  63. 63. Summary: Humanize The Buyer ExperienceWhat Must CEO’s, CMO’s, and CSO’s Do?A place for C-Suite leaders to start is to rethink their ownconcept of what experience – customer and buyer experience –means in today’s Social Age. Guiding the organization to adopta two dimensional view of experience – contextual andlearning – as opposed to one dimensional views. It will takehard work and deep customer and buyer understanding to turnB2B business engagement into humanized social experiences.This becomes a new imperative for the C-Suite. Undergoingthink shift - viewing every interaction as one that must becomean engaging and fulfilling experience and represent a learningexperience for existing customers and prospective buyers.The implications affect every area of businesses – talent,training, functions, technologies, operations, marketing, andsales. It will test the resolve and capabilities of businessleadership as we know it today. © 2011 Buyerology, All Rights Reserved. 63
  64. 64. Summary: Humanize The Buyer ExperienceThe FutureIn the future, buyer expectations for experiences that engagethem contextually and provide learning opportunities will grow.The open systems of new social technologies fueling the rise inhumanizing the buyer experience. Buyers will be looking tointegrate their business experience into their personal humanexperience.As the millennial grows into leadership, we will seemetamorphoses take place around the concept of business,organization, leadership, and shared values. This will drasticallyaffect our notions of what is thought of as a businessexperience. We may very well begin to see a narrowing gapbetween the business experience and the human experiencehappen sooner than we think. © 2011 Buyerology, All Rights Reserved. 64

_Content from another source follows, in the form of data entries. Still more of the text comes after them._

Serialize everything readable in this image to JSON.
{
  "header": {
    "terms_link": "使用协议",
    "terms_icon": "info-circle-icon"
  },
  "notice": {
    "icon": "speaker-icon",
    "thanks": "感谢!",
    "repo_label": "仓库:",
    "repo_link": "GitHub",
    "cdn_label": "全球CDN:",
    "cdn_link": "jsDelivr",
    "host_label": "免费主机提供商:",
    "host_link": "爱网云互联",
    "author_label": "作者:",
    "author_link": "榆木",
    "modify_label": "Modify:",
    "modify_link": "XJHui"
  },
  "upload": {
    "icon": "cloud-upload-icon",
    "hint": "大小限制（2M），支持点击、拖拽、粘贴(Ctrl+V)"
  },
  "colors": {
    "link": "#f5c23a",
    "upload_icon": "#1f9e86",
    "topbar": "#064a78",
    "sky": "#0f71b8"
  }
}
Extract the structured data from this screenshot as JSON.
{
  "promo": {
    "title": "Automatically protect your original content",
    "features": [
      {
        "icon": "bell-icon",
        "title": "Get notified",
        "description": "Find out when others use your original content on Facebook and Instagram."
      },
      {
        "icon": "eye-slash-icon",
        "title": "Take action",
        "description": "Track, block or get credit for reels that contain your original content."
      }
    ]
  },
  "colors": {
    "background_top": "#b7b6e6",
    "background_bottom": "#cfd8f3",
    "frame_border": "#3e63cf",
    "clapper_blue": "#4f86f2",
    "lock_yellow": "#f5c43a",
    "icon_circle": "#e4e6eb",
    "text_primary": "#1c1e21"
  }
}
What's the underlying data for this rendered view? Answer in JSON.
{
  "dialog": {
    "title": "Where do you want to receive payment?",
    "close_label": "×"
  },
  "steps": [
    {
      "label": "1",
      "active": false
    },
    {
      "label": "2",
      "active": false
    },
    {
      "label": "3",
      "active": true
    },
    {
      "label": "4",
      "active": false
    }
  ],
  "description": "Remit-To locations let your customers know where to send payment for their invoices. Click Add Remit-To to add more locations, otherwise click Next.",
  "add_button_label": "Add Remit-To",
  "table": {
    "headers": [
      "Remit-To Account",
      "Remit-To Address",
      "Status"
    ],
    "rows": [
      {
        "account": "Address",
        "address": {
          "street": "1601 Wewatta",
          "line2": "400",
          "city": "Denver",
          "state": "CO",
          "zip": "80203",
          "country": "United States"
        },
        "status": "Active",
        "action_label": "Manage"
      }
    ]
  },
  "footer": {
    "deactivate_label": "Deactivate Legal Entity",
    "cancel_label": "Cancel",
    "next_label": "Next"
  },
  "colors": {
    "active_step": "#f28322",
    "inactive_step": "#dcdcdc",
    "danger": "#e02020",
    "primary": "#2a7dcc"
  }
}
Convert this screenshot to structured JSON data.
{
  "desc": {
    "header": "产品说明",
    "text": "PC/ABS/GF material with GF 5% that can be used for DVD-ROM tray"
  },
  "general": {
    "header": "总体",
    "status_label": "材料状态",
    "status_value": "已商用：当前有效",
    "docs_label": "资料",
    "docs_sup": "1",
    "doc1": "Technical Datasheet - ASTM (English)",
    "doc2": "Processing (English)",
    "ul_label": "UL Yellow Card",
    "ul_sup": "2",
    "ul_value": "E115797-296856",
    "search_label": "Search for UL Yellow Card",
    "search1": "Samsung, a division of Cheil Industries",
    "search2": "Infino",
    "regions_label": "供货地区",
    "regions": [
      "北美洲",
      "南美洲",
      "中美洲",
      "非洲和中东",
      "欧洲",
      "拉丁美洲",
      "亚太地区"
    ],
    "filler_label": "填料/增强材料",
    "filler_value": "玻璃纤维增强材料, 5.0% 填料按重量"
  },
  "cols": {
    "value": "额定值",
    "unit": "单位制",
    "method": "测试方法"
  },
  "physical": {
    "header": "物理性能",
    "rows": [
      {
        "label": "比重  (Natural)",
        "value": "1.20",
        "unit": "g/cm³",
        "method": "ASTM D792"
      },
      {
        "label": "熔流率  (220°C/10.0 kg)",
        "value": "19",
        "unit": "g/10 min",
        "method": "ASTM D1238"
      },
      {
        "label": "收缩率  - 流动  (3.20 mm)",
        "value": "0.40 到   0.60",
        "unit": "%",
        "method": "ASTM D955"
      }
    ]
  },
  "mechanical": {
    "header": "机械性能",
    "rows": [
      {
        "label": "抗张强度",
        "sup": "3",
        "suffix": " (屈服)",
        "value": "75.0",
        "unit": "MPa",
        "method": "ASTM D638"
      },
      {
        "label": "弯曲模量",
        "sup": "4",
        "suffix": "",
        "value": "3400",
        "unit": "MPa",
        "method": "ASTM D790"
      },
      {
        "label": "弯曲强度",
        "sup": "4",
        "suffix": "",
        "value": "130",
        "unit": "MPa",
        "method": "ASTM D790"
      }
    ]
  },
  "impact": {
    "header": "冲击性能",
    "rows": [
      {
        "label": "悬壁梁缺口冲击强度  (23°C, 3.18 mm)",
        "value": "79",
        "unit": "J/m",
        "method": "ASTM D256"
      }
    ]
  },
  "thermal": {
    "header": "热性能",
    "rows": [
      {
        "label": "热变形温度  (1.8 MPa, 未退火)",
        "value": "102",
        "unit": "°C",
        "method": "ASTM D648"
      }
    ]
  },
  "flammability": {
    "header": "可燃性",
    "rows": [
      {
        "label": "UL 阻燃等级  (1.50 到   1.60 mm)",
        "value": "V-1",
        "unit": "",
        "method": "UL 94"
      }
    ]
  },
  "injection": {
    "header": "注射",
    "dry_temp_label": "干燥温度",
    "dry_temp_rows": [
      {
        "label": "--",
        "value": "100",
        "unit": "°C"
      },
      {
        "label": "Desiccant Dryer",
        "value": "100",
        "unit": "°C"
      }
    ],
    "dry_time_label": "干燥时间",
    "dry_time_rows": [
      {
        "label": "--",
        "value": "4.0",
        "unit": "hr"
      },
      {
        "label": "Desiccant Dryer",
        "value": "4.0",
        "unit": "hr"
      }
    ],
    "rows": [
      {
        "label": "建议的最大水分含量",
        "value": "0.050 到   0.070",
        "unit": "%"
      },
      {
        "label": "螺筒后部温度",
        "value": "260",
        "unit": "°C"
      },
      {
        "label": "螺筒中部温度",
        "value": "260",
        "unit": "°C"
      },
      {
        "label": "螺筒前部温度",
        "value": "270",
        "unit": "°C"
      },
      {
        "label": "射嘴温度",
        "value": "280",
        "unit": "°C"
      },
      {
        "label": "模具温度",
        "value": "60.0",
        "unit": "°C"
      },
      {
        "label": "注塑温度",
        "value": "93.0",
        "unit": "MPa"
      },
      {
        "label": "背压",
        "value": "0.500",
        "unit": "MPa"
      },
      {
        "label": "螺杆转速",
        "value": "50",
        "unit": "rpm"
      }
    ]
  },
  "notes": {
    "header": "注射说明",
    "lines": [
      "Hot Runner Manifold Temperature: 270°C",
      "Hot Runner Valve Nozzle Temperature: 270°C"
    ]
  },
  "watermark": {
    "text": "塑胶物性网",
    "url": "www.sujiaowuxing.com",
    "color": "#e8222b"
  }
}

  65. 65. About Tony Zambito Tony is the originator of buyer persona research and creation. Today, Tony is breaking new ground in establishing Buyerology℠ as the new science of understanding buyer behaviors and choices to make better informed decisions. A seasoned corporate senior executive with Fortune 100 firms and now entrepreneur since founding Goal Centric in 2002, Tony offers the rare combination of both executive experience and unique buyer insight approaches. He is the author of his widely read blog Buyerology Now Contact: and keynote speaker on the topic of how changing buyer behaviors are impacting business today. Tony has helped Fortune 100 such as FedEx, HP, and Reed Elsevier to make informed decisions using Twitter: @tonyzambito buyer personas, buyer insight, and business buyergraphics. He holds a B.S. in Business and an M.B.A. in Marketing. LinkedIn: Tony Zambito Tony and his wife Cindy with their two daughters returned to the east Blog: Buyerology Now coast after nearly a dozen years living through the boom and bust of Silicon Valley. He is an avid jazz fan as well as jazz percussionist and youWeb: just may catch Tony playing with his band My Cousin Tone’ somewhere on the east coast. © 2011 Buyerology, All Rights Reserved. 65